(App and web page records)

<<<<

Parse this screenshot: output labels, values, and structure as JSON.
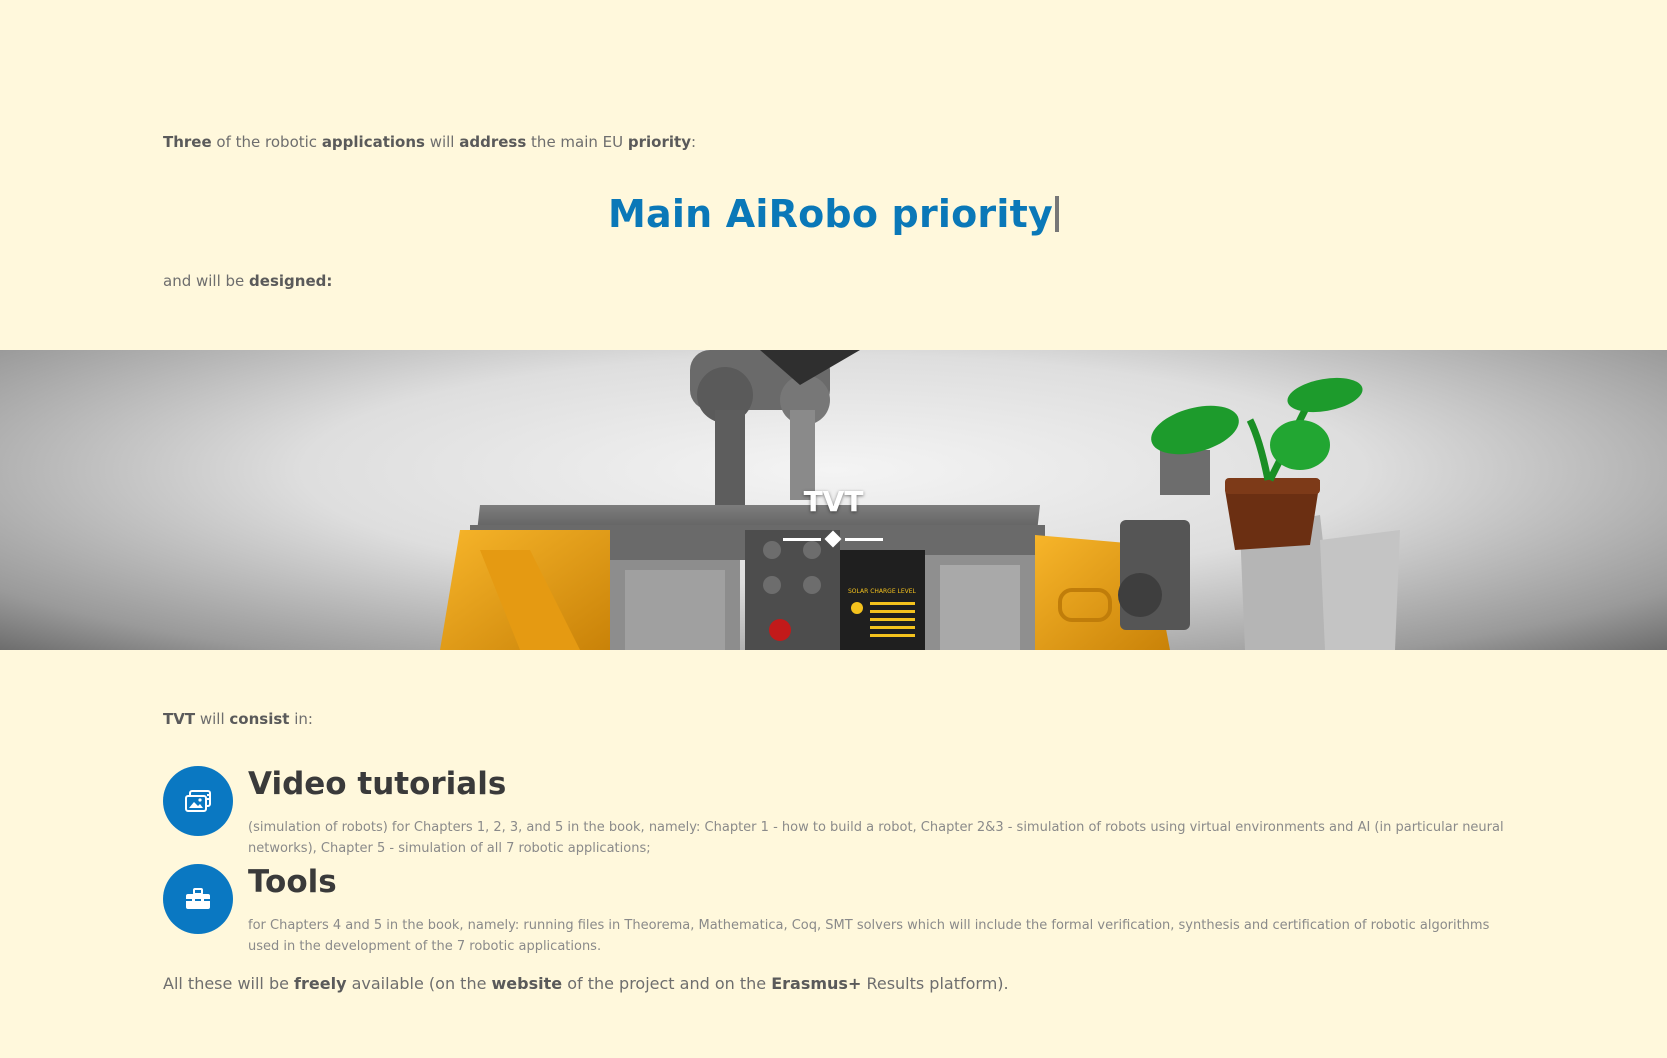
{
  "intro": {
    "w1": "Three",
    "t1": " of the robotic ",
    "w2": "applications",
    "t2": " will ",
    "w3": "address",
    "t3": " the main EU ",
    "w4": "priority",
    "t4": ":"
  },
  "main_priority": "Main AiRobo priority",
  "designed": {
    "t1": "and will be ",
    "w1": "designed:"
  },
  "hero": {
    "title": "TVT",
    "panel_label": "SOLAR CHARGE LEVEL"
  },
  "consist": {
    "w1": "TVT",
    "t1": " will ",
    "w2": "consist",
    "t2": " in:"
  },
  "features": [
    {
      "icon": "video-gallery-icon",
      "title": "Video tutorials",
      "description": "(simulation of robots) for Chapters 1, 2, 3, and 5 in the book, namely: Chapter 1 - how to build a robot, Chapter 2&3 - simulation of robots using virtual environments and AI (in particular neural networks), Chapter 5 - simulation of all 7 robotic applications;"
    },
    {
      "icon": "toolbox-icon",
      "title": "Tools",
      "description": "for Chapters 4 and 5 in the book, namely: running files in Theorema, Mathematica, Coq, SMT solvers which will include the formal verification, synthesis and certification of robotic algorithms used in the development of the 7 robotic applications."
    }
  ],
  "closing": {
    "t1": "All these will be ",
    "w1": "freely",
    "t2": " available (on the ",
    "w2": "website",
    "t3": " of the project and on the ",
    "w3": "Erasmus+",
    "t4": " Results platform)."
  },
  "colors": {
    "background": "#fff8dc",
    "accent_blue": "#0a78b8",
    "icon_blue": "#0a78c2",
    "heading_dark": "#3a3a3a",
    "robot_yellow": "#f2a71b",
    "plant_green": "#1d9b2c"
  }
}
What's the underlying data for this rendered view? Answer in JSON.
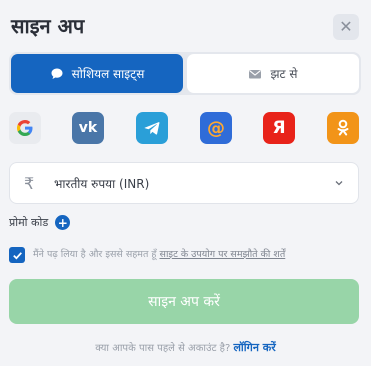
{
  "header": {
    "title": "साइन अप",
    "close_icon": "close-icon"
  },
  "tabs": [
    {
      "label": "सोशियल साइट्स",
      "icon": "chat-bubble-icon",
      "active": true
    },
    {
      "label": "झट से",
      "icon": "envelope-icon",
      "active": false
    }
  ],
  "socials": [
    {
      "name": "google",
      "glyph": "G"
    },
    {
      "name": "vk",
      "glyph": "vk"
    },
    {
      "name": "telegram",
      "glyph": "➤"
    },
    {
      "name": "mail",
      "glyph": "@"
    },
    {
      "name": "yandex",
      "glyph": "Я"
    },
    {
      "name": "odnoklassniki",
      "glyph": "ok"
    }
  ],
  "currency": {
    "symbol": "₹",
    "label": "भारतीय रुपया (INR)"
  },
  "promo": {
    "label": "प्रोमो कोड",
    "plus": "+"
  },
  "consent": {
    "checked": true,
    "text": "मैंने पढ़ लिया है और इससे सहमत हूँ",
    "link": "साइट के उपयोग पर समझौते की शर्तें"
  },
  "signup_button": {
    "label": "साइन अप करें"
  },
  "footer": {
    "question": "क्या आपके पास पहले से अकाउंट है?",
    "login": "लॉगिन करें"
  },
  "colors": {
    "primary": "#1565c0",
    "signup_disabled": "#98d5a8",
    "background": "#f3f4f7"
  }
}
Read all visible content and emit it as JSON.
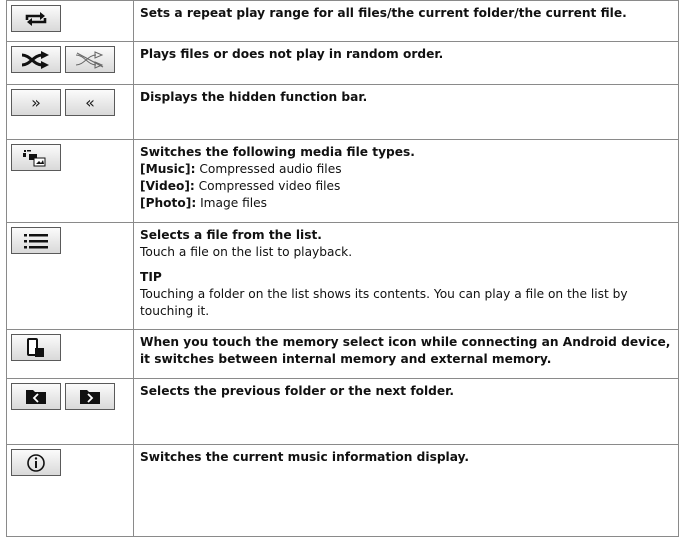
{
  "rows": [
    {
      "icons": [
        "repeat-icon"
      ],
      "heading": "Sets a repeat play range for all files/the current folder/the current file."
    },
    {
      "icons": [
        "shuffle-on-icon",
        "shuffle-off-icon"
      ],
      "heading": "Plays files or does not play in random order."
    },
    {
      "icons": [
        "show-function-bar-icon",
        "hide-function-bar-icon"
      ],
      "icon_glyphs": [
        "»",
        "«"
      ],
      "heading": "Displays the hidden function bar."
    },
    {
      "icons": [
        "media-type-icon"
      ],
      "heading": "Switches the following media file types.",
      "items": [
        {
          "label": "[Music]:",
          "desc": " Compressed audio files"
        },
        {
          "label": "[Video]:",
          "desc": " Compressed video files"
        },
        {
          "label": "[Photo]:",
          "desc": " Image files"
        }
      ]
    },
    {
      "icons": [
        "list-icon"
      ],
      "heading": "Selects a file from the list.",
      "body": "Touch a file on the list to playback.",
      "tip_label": "TIP",
      "tip_text": "Touching a folder on the list shows its contents. You can play a file on the list by touching it."
    },
    {
      "icons": [
        "memory-select-icon"
      ],
      "heading": "When you touch the memory select icon while connecting an Android device, it switches between internal memory and external memory."
    },
    {
      "icons": [
        "previous-folder-icon",
        "next-folder-icon"
      ],
      "heading": "Selects the previous folder or the next folder."
    },
    {
      "icons": [
        "info-icon"
      ],
      "heading": "Switches the current music information display."
    }
  ]
}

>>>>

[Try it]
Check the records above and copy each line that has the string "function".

[Answer space]
        "show-function-bar-icon",
        "hide-function-bar-icon"
      "heading": "Displays the hidden function bar."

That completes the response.